**Exercise directions**.
This exercise calls for all the entries that follow to be set down exactly, without their images.

**Dataset content**.
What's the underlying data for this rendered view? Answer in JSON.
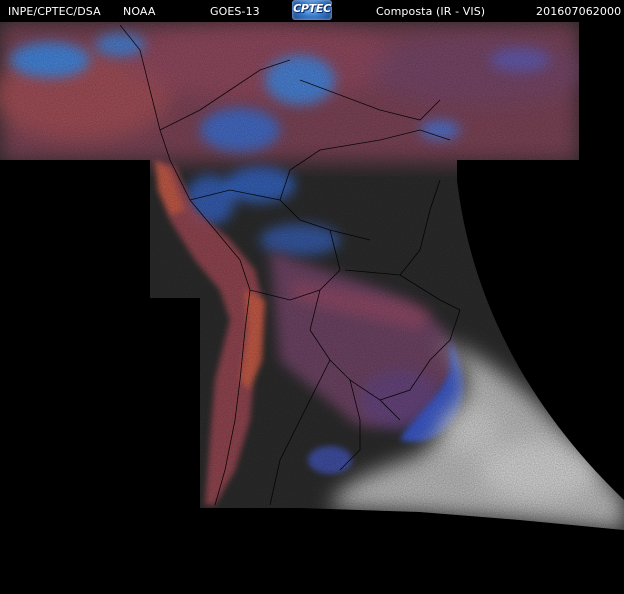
{
  "header": {
    "institution": "INPE/CPTEC/DSA",
    "agency": "NOAA",
    "satellite": "GOES-13",
    "logo_text": "CPTEC",
    "product": "Composta (IR - VIS)",
    "timestamp": "201607062000"
  },
  "colors": {
    "background": "#000000",
    "land": "#2e2e2e",
    "high_cloud": "#3a78e6",
    "mid_cloud": "#8a4a6a",
    "warm_cloud": "#c85a4a",
    "low_cloud": "#cfcfcf",
    "boundaries": "#000000"
  }
}
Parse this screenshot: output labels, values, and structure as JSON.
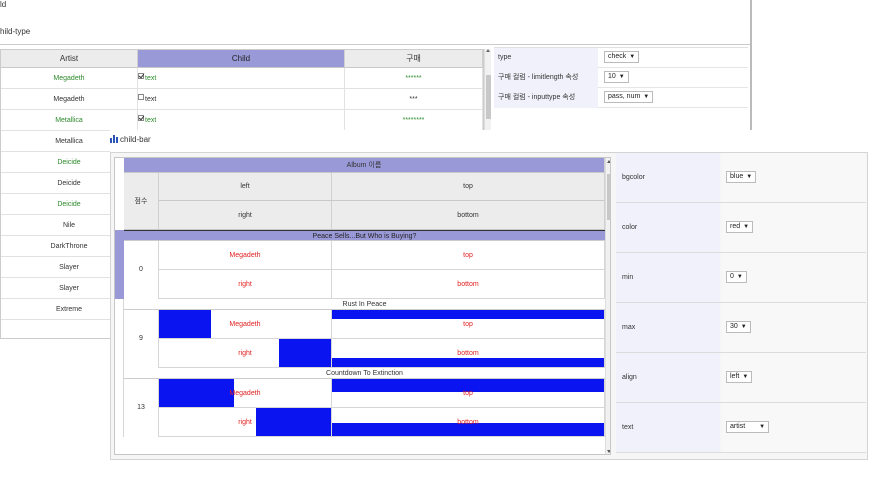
{
  "back": {
    "top_title": "ld",
    "sub_title": "hild-type",
    "headers": [
      "Artist",
      "Child",
      "구매"
    ],
    "rows": [
      {
        "artist": "Megadeth",
        "checked": true,
        "child": "text",
        "buy": "******",
        "green": true
      },
      {
        "artist": "Megadeth",
        "checked": false,
        "child": "text",
        "buy": "***",
        "green": false
      },
      {
        "artist": "Metallica",
        "checked": true,
        "child": "text",
        "buy": "********",
        "green": true
      },
      {
        "artist": "Metallica",
        "green": false
      },
      {
        "artist": "Deicide",
        "green": true
      },
      {
        "artist": "Deicide",
        "green": false
      },
      {
        "artist": "Deicide",
        "green": true
      },
      {
        "artist": "Nile",
        "green": false
      },
      {
        "artist": "DarkThrone",
        "green": false
      },
      {
        "artist": "Slayer",
        "green": false
      },
      {
        "artist": "Slayer",
        "green": false
      },
      {
        "artist": "Extreme",
        "green": false
      }
    ],
    "props": [
      {
        "key": "type",
        "value": "check"
      },
      {
        "key": "구매 컬럼 - limitlength 속성",
        "value": "10"
      },
      {
        "key": "구매 컬럼 - inputtype 속성",
        "value": "pass, num"
      }
    ]
  },
  "front": {
    "title": "child-bar",
    "header": {
      "album": "Album 이름",
      "score": "점수",
      "left": "left",
      "top": "top",
      "right": "right",
      "bottom": "bottom"
    },
    "groups": [
      {
        "name": "Peace Sells...But Who is Buying?",
        "score": "0",
        "left": "Megadeth",
        "top": "top",
        "right": "right",
        "bottom": "bottom",
        "level": 0,
        "selected": true
      },
      {
        "name": "Rust In Peace",
        "score": "9",
        "left": "Megadeth",
        "top": "top",
        "right": "right",
        "bottom": "bottom",
        "level": 0.3,
        "selected": false
      },
      {
        "name": "Countdown To Extinction",
        "score": "13",
        "left": "Megadeth",
        "top": "top",
        "right": "right",
        "bottom": "bottom",
        "level": 0.4333,
        "selected": false
      }
    ],
    "props": [
      {
        "key": "bgcolor",
        "value": "blue"
      },
      {
        "key": "color",
        "value": "red"
      },
      {
        "key": "min",
        "value": "0"
      },
      {
        "key": "max",
        "value": "30"
      },
      {
        "key": "align",
        "value": "left"
      },
      {
        "key": "text",
        "value": "artist"
      }
    ]
  },
  "colors": {
    "bar": "#0a14f0",
    "selection": "#9999d8",
    "text_red": "#e02020",
    "text_green": "#2c8a2c"
  }
}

**Output**.
What's the underlying data for this rendered view? Answer in JSON.
{
  "header": {
    "institution": "INPE/CPTEC/DSA",
    "agency": "NOAA",
    "satellite": "GOES-13",
    "logo_text": "CPTEC",
    "product": "Composta (IR - VIS)",
    "timestamp": "201607062000"
  },
  "colors": {
    "background": "#000000",
    "land": "#2e2e2e",
    "high_cloud": "#3a78e6",
    "mid_cloud": "#8a4a6a",
    "warm_cloud": "#c85a4a",
    "low_cloud": "#cfcfcf",
    "boundaries": "#000000"
  }
}
Parse this screenshot: output labels, values, and structure as JSON.
{
  "back": {
    "top_title": "ld",
    "sub_title": "hild-type",
    "headers": [
      "Artist",
      "Child",
      "구매"
    ],
    "rows": [
      {
        "artist": "Megadeth",
        "checked": true,
        "child": "text",
        "buy": "******",
        "green": true
      },
      {
        "artist": "Megadeth",
        "checked": false,
        "child": "text",
        "buy": "***",
        "green": false
      },
      {
        "artist": "Metallica",
        "checked": true,
        "child": "text",
        "buy": "********",
        "green": true
      },
      {
        "artist": "Metallica",
        "green": false
      },
      {
        "artist": "Deicide",
        "green": true
      },
      {
        "artist": "Deicide",
        "green": false
      },
      {
        "artist": "Deicide",
        "green": true
      },
      {
        "artist": "Nile",
        "green": false
      },
      {
        "artist": "DarkThrone",
        "green": false
      },
      {
        "artist": "Slayer",
        "green": false
      },
      {
        "artist": "Slayer",
        "green": false
      },
      {
        "artist": "Extreme",
        "green": false
      }
    ],
    "props": [
      {
        "key": "type",
        "value": "check"
      },
      {
        "key": "구매 컬럼 - limitlength 속성",
        "value": "10"
      },
      {
        "key": "구매 컬럼 - inputtype 속성",
        "value": "pass, num"
      }
    ]
  },
  "front": {
    "title": "child-bar",
    "header": {
      "album": "Album 이름",
      "score": "점수",
      "left": "left",
      "top": "top",
      "right": "right",
      "bottom": "bottom"
    },
    "groups": [
      {
        "name": "Peace Sells...But Who is Buying?",
        "score": "0",
        "left": "Megadeth",
        "top": "top",
        "right": "right",
        "bottom": "bottom",
        "level": 0,
        "selected": true
      },
      {
        "name": "Rust In Peace",
        "score": "9",
        "left": "Megadeth",
        "top": "top",
        "right": "right",
        "bottom": "bottom",
        "level": 0.3,
        "selected": false
      },
      {
        "name": "Countdown To Extinction",
        "score": "13",
        "left": "Megadeth",
        "top": "top",
        "right": "right",
        "bottom": "bottom",
        "level": 0.4333,
        "selected": false
      }
    ],
    "props": [
      {
        "key": "bgcolor",
        "value": "blue"
      },
      {
        "key": "color",
        "value": "red"
      },
      {
        "key": "min",
        "value": "0"
      },
      {
        "key": "max",
        "value": "30"
      },
      {
        "key": "align",
        "value": "left"
      },
      {
        "key": "text",
        "value": "artist"
      }
    ]
  },
  "colors": {
    "bar": "#0a14f0",
    "selection": "#9999d8",
    "text_red": "#e02020",
    "text_green": "#2c8a2c"
  }
}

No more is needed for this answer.